**Exercise objective:** Every line in the records below that holds "title" must be identified and copied.

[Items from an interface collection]

========================================

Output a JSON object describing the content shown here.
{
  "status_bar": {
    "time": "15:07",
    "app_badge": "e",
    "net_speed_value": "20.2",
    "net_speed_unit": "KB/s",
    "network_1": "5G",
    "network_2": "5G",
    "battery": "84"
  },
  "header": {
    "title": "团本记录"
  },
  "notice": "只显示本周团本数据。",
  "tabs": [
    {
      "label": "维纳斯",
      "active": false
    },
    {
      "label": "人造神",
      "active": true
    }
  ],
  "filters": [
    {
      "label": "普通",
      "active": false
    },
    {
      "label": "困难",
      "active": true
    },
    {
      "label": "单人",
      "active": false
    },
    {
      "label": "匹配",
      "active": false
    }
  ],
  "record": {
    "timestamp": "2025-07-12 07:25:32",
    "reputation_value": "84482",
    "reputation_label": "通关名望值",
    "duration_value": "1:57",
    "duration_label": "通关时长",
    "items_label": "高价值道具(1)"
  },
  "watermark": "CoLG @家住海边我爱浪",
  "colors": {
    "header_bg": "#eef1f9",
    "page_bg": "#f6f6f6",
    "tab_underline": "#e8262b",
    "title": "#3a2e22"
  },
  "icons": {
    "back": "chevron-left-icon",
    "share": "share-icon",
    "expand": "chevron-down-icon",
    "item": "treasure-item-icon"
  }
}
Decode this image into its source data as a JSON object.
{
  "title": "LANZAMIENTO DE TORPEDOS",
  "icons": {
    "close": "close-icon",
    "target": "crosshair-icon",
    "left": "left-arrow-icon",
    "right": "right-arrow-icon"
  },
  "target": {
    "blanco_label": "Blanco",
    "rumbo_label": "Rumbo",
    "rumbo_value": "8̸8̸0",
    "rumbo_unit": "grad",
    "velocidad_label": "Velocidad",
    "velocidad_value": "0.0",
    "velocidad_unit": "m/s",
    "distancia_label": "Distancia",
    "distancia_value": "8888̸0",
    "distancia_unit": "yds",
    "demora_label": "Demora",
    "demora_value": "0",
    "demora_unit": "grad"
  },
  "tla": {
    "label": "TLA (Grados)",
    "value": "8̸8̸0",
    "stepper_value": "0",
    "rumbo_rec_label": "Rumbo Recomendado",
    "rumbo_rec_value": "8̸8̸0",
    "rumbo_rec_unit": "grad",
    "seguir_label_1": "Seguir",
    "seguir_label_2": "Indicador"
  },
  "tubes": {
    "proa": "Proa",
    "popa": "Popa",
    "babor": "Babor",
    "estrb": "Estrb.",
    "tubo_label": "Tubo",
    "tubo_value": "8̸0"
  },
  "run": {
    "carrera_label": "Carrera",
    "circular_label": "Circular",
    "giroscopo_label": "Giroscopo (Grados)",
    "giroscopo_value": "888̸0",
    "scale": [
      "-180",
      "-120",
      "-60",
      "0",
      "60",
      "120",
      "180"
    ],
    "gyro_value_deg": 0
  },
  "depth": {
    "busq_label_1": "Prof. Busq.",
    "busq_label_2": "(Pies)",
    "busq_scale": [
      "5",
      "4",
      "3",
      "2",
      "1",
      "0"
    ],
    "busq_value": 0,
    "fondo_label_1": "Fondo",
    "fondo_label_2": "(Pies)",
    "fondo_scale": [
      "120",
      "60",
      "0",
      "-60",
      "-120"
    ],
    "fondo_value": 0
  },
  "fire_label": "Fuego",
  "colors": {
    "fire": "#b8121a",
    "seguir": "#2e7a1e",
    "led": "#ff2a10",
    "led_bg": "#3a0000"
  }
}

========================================

**Answer section:**
    "title": "团本记录"
    "title": "#3a2e22"
  "title": "LANZAMIENTO DE TORPEDOS",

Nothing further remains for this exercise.